The study found Puerto Rico's government wasn't prepared to count deaths—or to respond to the disaster.
Despite an official count of just 64 deaths, Puerto Ricans have long insisted that hundreds died as a result of Hurricane Maria. Today, they got official confirmation.
A study commissioned by the island’s government found that 2,975 people died as a result of Hurricane Maria, which hit Puerto Rico last September. The report, which was released Tuesday, was conducted by the Milken Institute School of Public Health. Its authors arrived at the number by comparing death trends in past years to the period after the storm.
That kind of analysis has been carried out by others, including other researchers and the media, with varying results. However, all of the independent counts put the toll in the hundreds. Quartz and Puerto Rico’s Center for Investigative Journalism created their own tally based on an online survey of victims’ relatives.
The Milken Institute School, which is part of George Washington University, also looked at why the government vastly undercounted deaths in the first place. Part of the reason was because the government had not trained doctors on how to register natural-disaster-related deaths before the hurricane, although it did issue guidelines on how to do it afterwards.
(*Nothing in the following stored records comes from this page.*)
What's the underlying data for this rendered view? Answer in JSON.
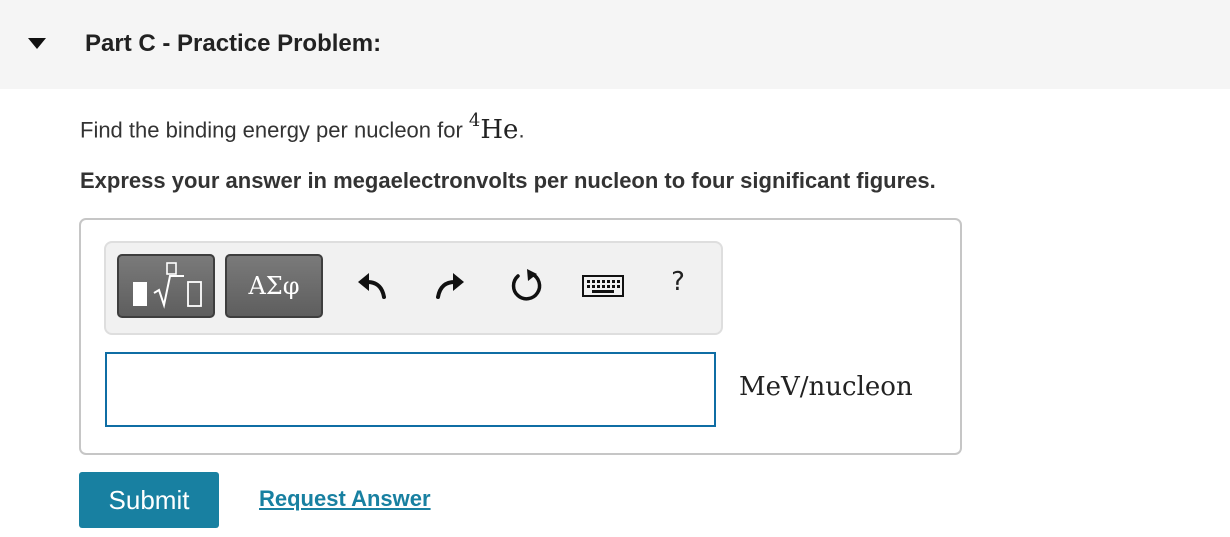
{
  "part": {
    "title": "Part C - Practice Problem:"
  },
  "problem": {
    "question_prefix": "Find the binding energy per nucleon for ",
    "nuclide_mass_number": "4",
    "nuclide_symbol": "He",
    "question_suffix": ".",
    "instruction": "Express your answer in megaelectronvolts per nucleon to four significant figures."
  },
  "toolbar": {
    "templates_icon": "templates-sqrt-icon",
    "symbols_label": "ΑΣφ",
    "undo_icon": "undo-icon",
    "redo_icon": "redo-icon",
    "reset_icon": "reset-icon",
    "keyboard_icon": "keyboard-icon",
    "help_label": "?"
  },
  "answer": {
    "value": "",
    "unit": "MeV/nucleon"
  },
  "actions": {
    "submit_label": "Submit",
    "request_label": "Request Answer"
  },
  "colors": {
    "accent": "#1880a1",
    "input_border": "#0f6da4",
    "header_bg": "#f5f5f5"
  }
}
In general, the researchers found the government was ill-prepared: key agencies had outdated emergency communication plans, or no plans at all. Writing and updating those plans are among the study’s recommendations.